top of page

Back to Biking Courses – another trainee let down by a basic school

I’ve just done another training day with a guy who did his initial “back to biking” course with another school, a CBT/DAS school who’ve also signed up for the Enhanced Rider Scheme, with a Register of Post-test Motorcycle Trainer (RPMT) registered instructor.

As that particular day didn’t go too well (not to put too fine a point on it, he crashed their training bike), he signed up to do a day on his own bike with me. There was an understandable degree of nerves post-crash, and because he was now very aware he’d bought a BIG machine – he had unfortunately dropped it whilst manoeuvering it in his garage!

Having said all that, I assumed (yes, I know all about Eeyore before some points it out) that once we got the bike up his gravel drive and out on the main road, he’d be rolling and that all I needed to do was plot a reasonably straightforward route off to my favourite car park to get down to a bit of serious slow control.

Oh dear. I assumed… donkey moment. Within 10 metres it was obvious we weren’t going to be safe heading back through town, so I very quickly planned a reasonably straightforward route with no really awkward junctions, and hoped that with a few miles under his belt, he’d settle down and get into the swing of riding the bike.

So was my session with him a success? A highly qualified ‘sort of’. The positives are that his own bike came back undamaged (something he was obviously concerned about), he rode it reasonably satisfactorily for nearly 40 miles on open roads, and he did manage to deal with a couple of moderately awkward junctions along the way. On the minus sides, we were too slow on many of the faster stretches of open road causing queues, and we didn’t manage to tackle much in the way of the main roads in urban areas, and certainly nothing technically difficult.

He did get somewhat happier as the miles went by, but every junction we came to was a slow and wobbly experience. Eventually we got back to his home town and progress came to a complete halt on a mini-roundabout.

When we finally got over it, we parked up and I offered to ride his bike home with him on the back, which we duly did.

We had a bit of a chat, and specifically I asked about the “back to biking” course. He was quite complimentary about the instructor, but it turned out that he’d been sent out with a trainee on his last day of training prior to the bike test. The instructor apparently told him to take as long he liked on their training pad, but he said he was aware that the other trainee had to get out on the road.

So they were out on the road, doing left and right turns, dual carriageways and other stuff, when the crash happened turning across a dual carriageway when he began to worry he was taking too long and holding things up.

I’m not that surprised he crashed.

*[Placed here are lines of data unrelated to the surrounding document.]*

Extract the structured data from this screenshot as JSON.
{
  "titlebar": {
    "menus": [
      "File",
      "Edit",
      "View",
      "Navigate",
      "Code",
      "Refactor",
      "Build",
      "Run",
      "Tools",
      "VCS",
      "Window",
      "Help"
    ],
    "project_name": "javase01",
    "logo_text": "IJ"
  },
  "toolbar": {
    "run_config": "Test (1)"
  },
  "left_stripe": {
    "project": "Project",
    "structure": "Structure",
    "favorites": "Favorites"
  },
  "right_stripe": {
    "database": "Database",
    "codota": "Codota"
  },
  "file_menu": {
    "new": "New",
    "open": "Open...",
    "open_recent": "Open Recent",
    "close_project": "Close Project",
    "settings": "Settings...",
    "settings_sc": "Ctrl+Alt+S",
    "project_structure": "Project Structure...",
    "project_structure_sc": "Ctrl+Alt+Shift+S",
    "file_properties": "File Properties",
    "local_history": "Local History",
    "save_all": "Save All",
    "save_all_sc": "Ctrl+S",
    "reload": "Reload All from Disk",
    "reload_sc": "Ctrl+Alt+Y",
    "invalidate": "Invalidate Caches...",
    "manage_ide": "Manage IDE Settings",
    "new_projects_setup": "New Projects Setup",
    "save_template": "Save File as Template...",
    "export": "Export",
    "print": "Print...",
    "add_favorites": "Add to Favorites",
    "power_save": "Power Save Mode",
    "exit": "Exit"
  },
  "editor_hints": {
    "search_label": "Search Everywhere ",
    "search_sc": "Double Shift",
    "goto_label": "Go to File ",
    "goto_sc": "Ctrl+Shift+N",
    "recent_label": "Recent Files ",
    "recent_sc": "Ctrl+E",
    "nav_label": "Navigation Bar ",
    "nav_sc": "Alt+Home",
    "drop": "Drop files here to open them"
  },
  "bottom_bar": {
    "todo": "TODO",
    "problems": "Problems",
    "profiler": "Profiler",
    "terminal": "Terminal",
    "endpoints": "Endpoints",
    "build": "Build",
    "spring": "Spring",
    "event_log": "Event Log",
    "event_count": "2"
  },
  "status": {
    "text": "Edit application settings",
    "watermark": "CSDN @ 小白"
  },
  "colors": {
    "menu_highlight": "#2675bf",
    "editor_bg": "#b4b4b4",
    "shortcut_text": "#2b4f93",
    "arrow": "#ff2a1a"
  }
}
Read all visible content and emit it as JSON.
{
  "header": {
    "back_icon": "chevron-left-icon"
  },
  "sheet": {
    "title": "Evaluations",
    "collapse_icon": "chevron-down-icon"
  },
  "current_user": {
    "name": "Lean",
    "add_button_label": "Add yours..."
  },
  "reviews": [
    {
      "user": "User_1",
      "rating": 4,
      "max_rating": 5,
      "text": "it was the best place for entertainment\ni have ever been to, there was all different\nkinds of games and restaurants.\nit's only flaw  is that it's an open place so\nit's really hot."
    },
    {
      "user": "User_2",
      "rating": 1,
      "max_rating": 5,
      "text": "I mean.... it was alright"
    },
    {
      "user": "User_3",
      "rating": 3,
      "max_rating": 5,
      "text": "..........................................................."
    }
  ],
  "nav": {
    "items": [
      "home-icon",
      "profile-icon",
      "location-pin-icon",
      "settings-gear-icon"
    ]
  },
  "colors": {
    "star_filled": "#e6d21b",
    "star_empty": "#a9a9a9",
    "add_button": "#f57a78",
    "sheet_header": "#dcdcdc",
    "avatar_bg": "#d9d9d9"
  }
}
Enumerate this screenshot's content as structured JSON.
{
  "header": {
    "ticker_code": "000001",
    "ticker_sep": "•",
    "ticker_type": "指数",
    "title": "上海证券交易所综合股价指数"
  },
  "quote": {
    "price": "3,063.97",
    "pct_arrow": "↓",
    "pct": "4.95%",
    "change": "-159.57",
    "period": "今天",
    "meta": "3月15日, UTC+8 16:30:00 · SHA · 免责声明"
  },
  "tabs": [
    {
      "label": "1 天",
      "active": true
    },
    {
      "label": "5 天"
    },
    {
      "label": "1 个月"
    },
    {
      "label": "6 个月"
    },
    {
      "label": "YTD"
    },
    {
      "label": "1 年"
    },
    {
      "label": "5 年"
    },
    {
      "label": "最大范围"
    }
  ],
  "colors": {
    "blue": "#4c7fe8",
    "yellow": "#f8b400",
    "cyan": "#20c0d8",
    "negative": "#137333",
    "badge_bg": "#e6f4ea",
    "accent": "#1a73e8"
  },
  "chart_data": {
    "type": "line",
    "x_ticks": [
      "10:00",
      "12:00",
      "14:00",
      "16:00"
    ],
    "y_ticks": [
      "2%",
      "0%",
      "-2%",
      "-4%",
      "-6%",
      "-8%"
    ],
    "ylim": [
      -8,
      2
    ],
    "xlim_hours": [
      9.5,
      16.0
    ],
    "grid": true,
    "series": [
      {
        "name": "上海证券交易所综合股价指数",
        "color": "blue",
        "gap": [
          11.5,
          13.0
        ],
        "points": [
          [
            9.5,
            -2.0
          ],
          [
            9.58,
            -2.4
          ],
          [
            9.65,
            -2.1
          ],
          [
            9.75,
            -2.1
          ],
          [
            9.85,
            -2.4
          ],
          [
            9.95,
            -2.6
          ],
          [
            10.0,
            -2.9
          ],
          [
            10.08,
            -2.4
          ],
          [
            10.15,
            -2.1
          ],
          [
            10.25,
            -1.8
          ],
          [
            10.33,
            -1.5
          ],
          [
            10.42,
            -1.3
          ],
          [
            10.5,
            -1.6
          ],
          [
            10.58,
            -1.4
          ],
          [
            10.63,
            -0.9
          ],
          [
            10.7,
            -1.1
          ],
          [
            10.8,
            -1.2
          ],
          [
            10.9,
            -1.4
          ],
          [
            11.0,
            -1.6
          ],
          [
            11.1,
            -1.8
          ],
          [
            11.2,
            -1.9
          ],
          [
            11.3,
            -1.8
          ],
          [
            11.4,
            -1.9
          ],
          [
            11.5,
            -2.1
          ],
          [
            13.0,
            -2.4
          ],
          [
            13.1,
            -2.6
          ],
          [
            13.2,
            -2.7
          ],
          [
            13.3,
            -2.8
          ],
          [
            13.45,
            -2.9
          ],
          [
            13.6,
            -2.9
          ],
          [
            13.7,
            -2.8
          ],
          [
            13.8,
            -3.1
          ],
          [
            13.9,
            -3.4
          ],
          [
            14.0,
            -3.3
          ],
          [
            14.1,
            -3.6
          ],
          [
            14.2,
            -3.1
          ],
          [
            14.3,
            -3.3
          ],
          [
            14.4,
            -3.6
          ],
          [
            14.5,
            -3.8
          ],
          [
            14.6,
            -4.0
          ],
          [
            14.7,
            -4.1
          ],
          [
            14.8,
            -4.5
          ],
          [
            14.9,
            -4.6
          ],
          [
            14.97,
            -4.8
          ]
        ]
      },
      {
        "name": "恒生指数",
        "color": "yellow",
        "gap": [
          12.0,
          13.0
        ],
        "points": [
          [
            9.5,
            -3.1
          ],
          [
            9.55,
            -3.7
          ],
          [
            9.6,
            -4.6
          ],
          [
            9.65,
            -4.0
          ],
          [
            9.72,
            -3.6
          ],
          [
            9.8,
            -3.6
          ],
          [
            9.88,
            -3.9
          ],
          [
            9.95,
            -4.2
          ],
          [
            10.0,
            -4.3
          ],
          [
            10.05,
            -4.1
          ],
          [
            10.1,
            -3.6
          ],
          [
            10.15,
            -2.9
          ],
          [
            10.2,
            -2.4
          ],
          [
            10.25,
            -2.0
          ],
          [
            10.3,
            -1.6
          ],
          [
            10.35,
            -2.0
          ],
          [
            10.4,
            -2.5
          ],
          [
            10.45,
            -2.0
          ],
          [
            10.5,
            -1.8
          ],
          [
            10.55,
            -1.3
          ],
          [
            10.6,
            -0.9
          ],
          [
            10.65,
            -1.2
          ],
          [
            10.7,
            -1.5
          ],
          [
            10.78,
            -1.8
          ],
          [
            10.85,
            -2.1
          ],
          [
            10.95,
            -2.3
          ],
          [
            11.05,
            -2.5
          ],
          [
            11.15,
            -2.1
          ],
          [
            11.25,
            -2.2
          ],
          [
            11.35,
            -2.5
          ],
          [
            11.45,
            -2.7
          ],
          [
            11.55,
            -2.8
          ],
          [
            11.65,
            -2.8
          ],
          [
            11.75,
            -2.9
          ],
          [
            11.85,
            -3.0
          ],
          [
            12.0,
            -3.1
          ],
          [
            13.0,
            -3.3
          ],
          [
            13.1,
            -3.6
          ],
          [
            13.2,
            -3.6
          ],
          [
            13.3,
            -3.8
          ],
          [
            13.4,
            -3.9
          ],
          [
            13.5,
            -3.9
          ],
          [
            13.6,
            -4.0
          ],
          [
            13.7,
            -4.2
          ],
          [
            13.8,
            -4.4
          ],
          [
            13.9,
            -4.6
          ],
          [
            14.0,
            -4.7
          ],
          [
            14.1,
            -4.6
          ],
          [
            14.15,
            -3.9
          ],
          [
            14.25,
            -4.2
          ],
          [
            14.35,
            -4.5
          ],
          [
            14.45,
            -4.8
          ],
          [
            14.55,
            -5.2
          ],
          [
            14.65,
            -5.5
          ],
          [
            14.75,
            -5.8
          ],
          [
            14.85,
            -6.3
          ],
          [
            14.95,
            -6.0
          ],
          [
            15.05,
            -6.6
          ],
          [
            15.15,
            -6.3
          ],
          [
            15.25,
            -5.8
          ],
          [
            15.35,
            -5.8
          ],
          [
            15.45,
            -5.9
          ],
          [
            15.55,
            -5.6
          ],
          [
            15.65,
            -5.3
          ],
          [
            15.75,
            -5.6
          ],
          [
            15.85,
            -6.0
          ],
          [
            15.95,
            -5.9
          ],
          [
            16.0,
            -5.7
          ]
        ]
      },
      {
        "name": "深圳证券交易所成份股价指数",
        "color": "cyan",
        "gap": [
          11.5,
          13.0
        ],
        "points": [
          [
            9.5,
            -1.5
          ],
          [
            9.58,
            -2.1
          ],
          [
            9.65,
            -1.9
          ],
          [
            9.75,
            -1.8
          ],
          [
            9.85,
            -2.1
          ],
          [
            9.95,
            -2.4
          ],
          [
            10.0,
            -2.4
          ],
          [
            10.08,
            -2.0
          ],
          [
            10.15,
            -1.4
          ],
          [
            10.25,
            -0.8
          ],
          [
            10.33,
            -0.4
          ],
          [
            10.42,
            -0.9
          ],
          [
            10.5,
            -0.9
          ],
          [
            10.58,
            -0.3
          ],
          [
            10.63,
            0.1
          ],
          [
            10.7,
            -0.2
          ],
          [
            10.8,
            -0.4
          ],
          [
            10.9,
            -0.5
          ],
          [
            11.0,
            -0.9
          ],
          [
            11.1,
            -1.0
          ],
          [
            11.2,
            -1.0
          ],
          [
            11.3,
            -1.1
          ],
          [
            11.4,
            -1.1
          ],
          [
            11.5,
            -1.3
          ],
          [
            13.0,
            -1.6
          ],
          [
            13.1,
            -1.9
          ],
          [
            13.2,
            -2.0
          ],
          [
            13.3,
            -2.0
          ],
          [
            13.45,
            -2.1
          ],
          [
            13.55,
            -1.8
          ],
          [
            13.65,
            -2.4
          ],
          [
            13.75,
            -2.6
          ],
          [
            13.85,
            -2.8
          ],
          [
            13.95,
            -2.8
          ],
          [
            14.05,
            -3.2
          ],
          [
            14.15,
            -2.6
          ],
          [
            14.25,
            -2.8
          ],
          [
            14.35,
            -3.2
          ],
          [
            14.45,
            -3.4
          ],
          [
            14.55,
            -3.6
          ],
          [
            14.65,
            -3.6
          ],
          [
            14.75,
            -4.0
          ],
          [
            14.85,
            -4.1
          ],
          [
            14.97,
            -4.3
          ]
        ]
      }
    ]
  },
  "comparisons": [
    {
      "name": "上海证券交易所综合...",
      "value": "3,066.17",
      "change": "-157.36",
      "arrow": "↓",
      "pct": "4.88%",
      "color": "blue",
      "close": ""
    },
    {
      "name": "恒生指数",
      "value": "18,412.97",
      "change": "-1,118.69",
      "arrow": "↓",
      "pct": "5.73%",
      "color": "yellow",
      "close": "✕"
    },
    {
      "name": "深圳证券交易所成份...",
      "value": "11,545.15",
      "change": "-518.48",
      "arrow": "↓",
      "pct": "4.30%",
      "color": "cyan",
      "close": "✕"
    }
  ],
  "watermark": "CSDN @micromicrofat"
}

Clearly, no attempt had been made to explain clutch control or brake use at slow speed! He did admit that perhaps the other school had given too much weight to the fact that he did hold a full licence and had ridden large machines in the past.

But any instructor with any kind of basic training qualification should have realised he needed some serious time off road, perhaps even starting with a CBT!

Even though it wasn’t by any means the best solution, at least I spent half an hour talking before we got on the bike and another ten minutes just getting him to move off and stop again, before we set off on a long straight road, but quite honestly, had I realised his control was so poor from the off, I’d have found a way to start MY course with him off-road.

I’m not naming names, but this isn’t the first time this has happened, I wrote about a similar experience back in June a female trainee of mine had with TWO other CBT/DAS schools in the area when she booked a refresher course!

My trainee on this occasion went out on a 500 but to my mind, this isn’t a “back to biking” course at all – it’s a chance for the school to fill an empty slot on a basic training day, keeping the instructor working at a 2:1 ratio and maximising their profits. It’s clearly NOT the “structured to your own individual needs” that their website promises.

So if you’re looking for a back to biking course, make sure your course is 1:1 – and if they try to fob you off with 2:1 training with a test candidate say “NO”!

Better still, look for a PROPERLY qualified advanced instructor (ie, not just someone who’s on the RPMT) who’s also qualified at CBT/DAS level, and who really IS prepared to run the course around YOU!

1 view0 comments

Recent Posts

See All


bottom of page